Each one represents a significant investment in student education; according to Colleen Tingey, NLC supervisor, one Anne or Kelly and the accompanying equipment costs around $11,000 and lasts eight years. The high-fidelity manikins cost around $65,000 each and last only five.  Accordingly, the college makes use of high- and low-fidelity in order to maximize the investment for the students.

“It’s having the different ones that make the real success of the program,” Whipple says. “You really need both to do it well. The big ones seem like they’re better, but they’re good for certain things and [the mid-fidelity manikins] are better for some things.”

Whipple and Tingey, both nurses themselves, appreciate just how much manikins have changed how students are taught.

“I like the fact that it integrates more than just learning the skill. You’re practicing the communication and you’re bringing things together,” Whipple says. “I did go to nursing school, and I think, ‘Wow, I wish that I’d learned it this way.’”

Upcoming Event Lets Pokémon Go Players Get a Fun Workout

Attention all students who like to wander around at five in the morning to pursue Pokémon—on Saturday, October 22, the College of Nursing and the campus chapter of Sigma Theta Tau (a nursing honor society) are hosting a 3K walk/run event that will help bring your hunting habits to the daytime hours.

The free event, called the Pokéthon, is designed to help students increase their fitness while also having a good time. Participants are encouraged to dress up in costumes or team colors, and the cherry on top is that the course will feature Pokémon Go lures.

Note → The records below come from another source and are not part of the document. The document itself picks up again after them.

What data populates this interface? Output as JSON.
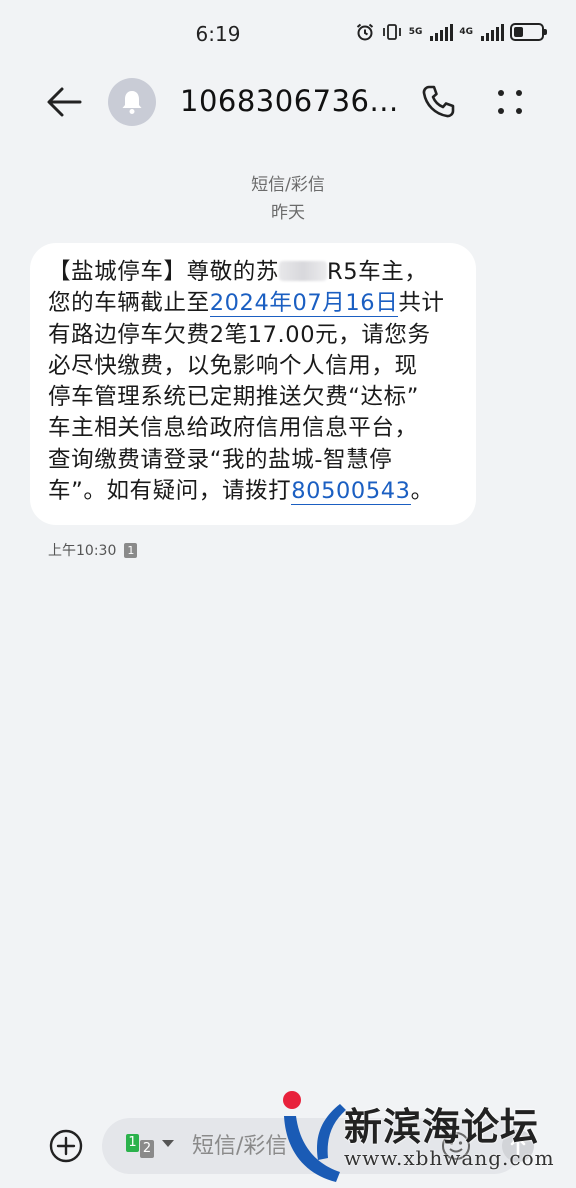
{
  "status_bar": {
    "time": "6:19",
    "network_1": "5G",
    "network_2": "4G",
    "battery_level": 0.3
  },
  "header": {
    "contact_number": "1068306736...",
    "icons": [
      "back-arrow-icon",
      "bell-avatar-icon",
      "phone-icon",
      "more-vertical-icon"
    ]
  },
  "conversation": {
    "channel_label": "短信/彩信",
    "day_label": "昨天",
    "message": {
      "line1_a": "【盐城停车】尊敬的苏",
      "line1_b": "R5车主，",
      "line2_a": "您的车辆截止至",
      "line2_link": "2024年07月16日",
      "line2_b": "共计",
      "line3": "有路边停车欠费2笔17.00元，请您务",
      "line4": "必尽快缴费，以免影响个人信用，现",
      "line5": "停车管理系统已定期推送欠费“达标”",
      "line6": "车主相关信息给政府信用信息平台，",
      "line7": "查询缴费请登录“我的盐城-智慧停",
      "line8_a": "车”。如有疑问，请拨打",
      "line8_link": "80500543",
      "line8_b": "。"
    },
    "sent_time": "上午10:30",
    "sim_slot": "1"
  },
  "composer": {
    "sim1": "1",
    "sim2": "2",
    "placeholder": "短信/彩信"
  },
  "watermark": {
    "title": "新滨海论坛",
    "url": "www.xbhwang.com"
  },
  "colors": {
    "background": "#f1f3f5",
    "bubble": "#ffffff",
    "link": "#1b5fc2",
    "sim1_green": "#2bb24c",
    "avatar_bg": "#c9ccd6",
    "watermark_red": "#e8213b",
    "watermark_blue": "#1a5bb5"
  }
}
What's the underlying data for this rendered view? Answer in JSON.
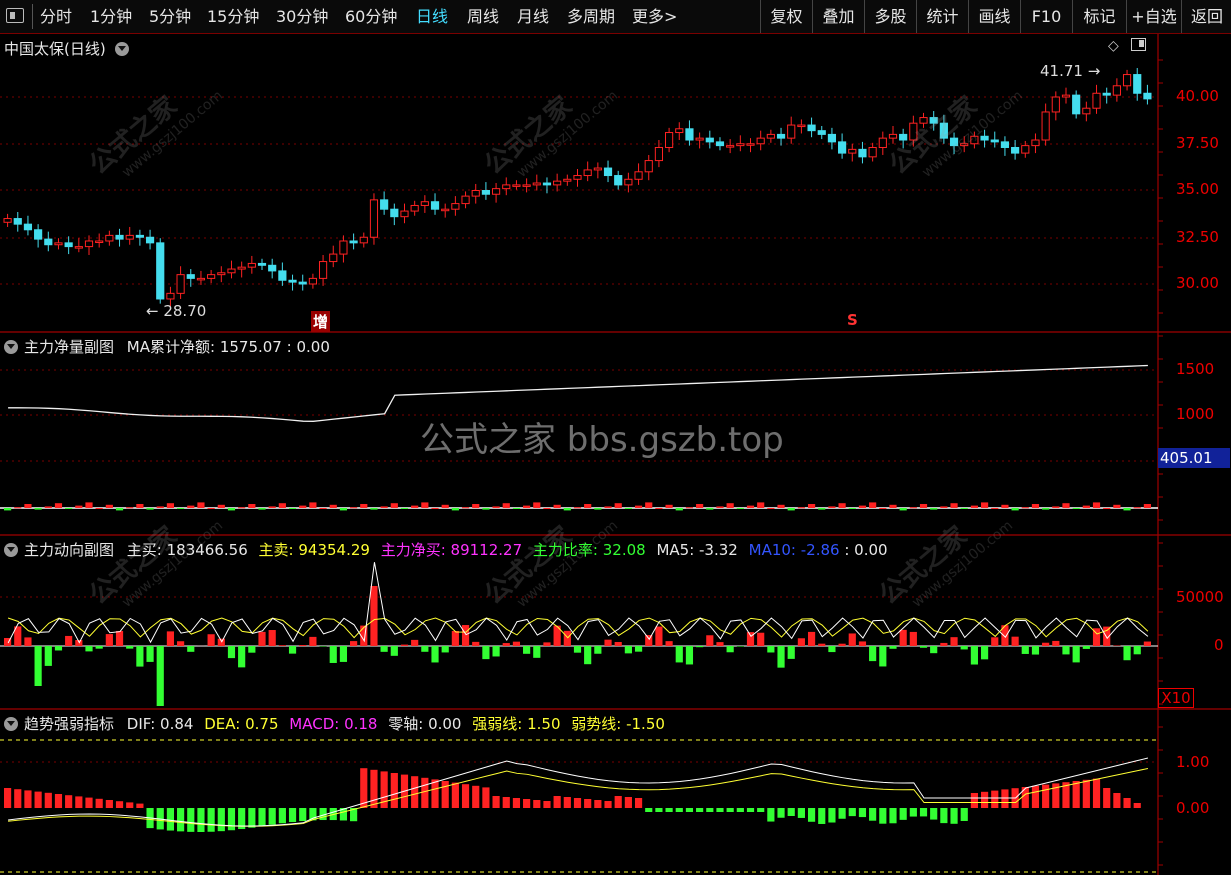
{
  "toolbar": {
    "tabs": [
      "分时",
      "1分钟",
      "5分钟",
      "15分钟",
      "30分钟",
      "60分钟",
      "日线",
      "周线",
      "月线",
      "多周期",
      "更多>"
    ],
    "active": "日线",
    "right": [
      "复权",
      "叠加",
      "多股",
      "统计",
      "画线",
      "F10",
      "标记",
      "+自选",
      "返回"
    ]
  },
  "main": {
    "title": "中国太保(日线)",
    "high_label": "41.71",
    "low_label": "28.70",
    "marker_zeng": "增",
    "marker_s": "S",
    "y_ticks": [
      "40.00",
      "37.50",
      "35.00",
      "32.50",
      "30.00"
    ]
  },
  "p1": {
    "title": "主力净量副图",
    "ma_label": "MA累计净额: 1575.07",
    "zero": ": 0.00",
    "y_ticks": [
      "1500",
      "1000"
    ],
    "box_value": "405.01"
  },
  "p2": {
    "title": "主力动向副图",
    "buy": "主买: 183466.56",
    "sell": "主卖: 94354.29",
    "net": "主力净买: 89112.27",
    "ratio": "主力比率: 32.08",
    "ma5": "MA5: -3.32",
    "ma10": "MA10: -2.86",
    "zero": ": 0.00",
    "y_ticks": [
      "50000",
      "0"
    ],
    "x10": "X10"
  },
  "p3": {
    "title": "趋势强弱指标",
    "dif": "DIF: 0.84",
    "dea": "DEA: 0.75",
    "macd": "MACD: 0.18",
    "zero": "零轴: 0.00",
    "strong": "强弱线: 1.50",
    "weak": "弱势线: -1.50",
    "y_ticks": [
      "1.00",
      "0.00"
    ]
  },
  "watermark": "公式之家 bbs.gszb.top",
  "wm_diag": {
    "cn": "公式之家",
    "url": "www.gszj100.com"
  },
  "colors": {
    "up": "#ff2222",
    "down": "#44ddee",
    "grid": "#7a0000",
    "accent": "#44ddff"
  },
  "chart_data": {
    "type": "candlestick",
    "closes": [
      33.5,
      33.2,
      32.9,
      32.4,
      32.1,
      32.2,
      32.0,
      32.0,
      32.3,
      32.3,
      32.6,
      32.4,
      32.6,
      32.5,
      32.2,
      29.2,
      29.5,
      30.5,
      30.3,
      30.3,
      30.5,
      30.6,
      30.8,
      30.9,
      31.1,
      31.0,
      30.7,
      30.2,
      30.1,
      30.0,
      30.3,
      31.2,
      31.6,
      32.3,
      32.2,
      32.5,
      34.5,
      34.0,
      33.6,
      33.9,
      34.2,
      34.4,
      34.0,
      34.0,
      34.3,
      34.7,
      35.0,
      34.8,
      35.1,
      35.3,
      35.3,
      35.3,
      35.4,
      35.3,
      35.5,
      35.6,
      35.8,
      36.1,
      36.2,
      35.8,
      35.3,
      35.6,
      36.0,
      36.6,
      37.3,
      38.1,
      38.3,
      37.7,
      37.8,
      37.6,
      37.4,
      37.4,
      37.5,
      37.5,
      37.8,
      38.0,
      37.8,
      38.5,
      38.5,
      38.2,
      38.0,
      37.6,
      37.0,
      37.2,
      36.8,
      37.3,
      37.8,
      38.0,
      37.7,
      38.6,
      38.9,
      38.6,
      37.8,
      37.4,
      37.5,
      37.9,
      37.7,
      37.6,
      37.3,
      37.0,
      37.4,
      37.7,
      39.2,
      40.0,
      40.1,
      39.1,
      39.4,
      40.2,
      40.1,
      40.6,
      41.2,
      40.2,
      39.9
    ],
    "pmin": 28.0,
    "pmax": 42.5
  }
}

Normally, Pokémon wouldn’t top anyone’s list of exercise inducers, but since the release of Pokémon Go, things have changed.

Nursing assistant professor Gaye Ray is an avid fan of the game (her favorite creature is Bulbasaur and she is on the red team), not just for its ability to entertain, but also for its health benefits to players.


“I love Pokémon Go for a couple of reasons, but my favorite reason is that I think it’s a huge motivator for people to get up and move, and that’s what staying healthy is all about,” she says.

Ray points out that the game requires you to seek out Pokémon, which is why it adds extra incentive for her to do her exercise walks. Added on to that is the requirement to walk certain distances before Pokémon eggs will hatch in the game. Her level is full of eggs that require between two to five kilometers (roughly 1.2-3.1 miles) of walking to unlock.

“Some of the best guidance for us is to have cardiovascular exercise—or exercise enough to make us sweat—so you have to put some ‘oomph’ into it, forty minutes four or more days a week, so I think that people who play Pokémon Go really do get out,” she says. One of her students, who before did not get that much exercise, now runs a couple of miles each day to advance in the game.hand

Craig Nuttall, one of the professors who is helping to plan the Pokéthon, believes that getting students active in a fun way will have a stronger impact than students trying to force themselves to work out.

“I think having fun and feeling good is the most important part,” he says. “If they’re having fun while they’re exercising, they’re going to be more inclined to doing it.”

All students interested in the Pokéthon should register on the event website ( The race will begin at 9 am, with check-in starting at 8:30 am. All members of the community are invited to attend.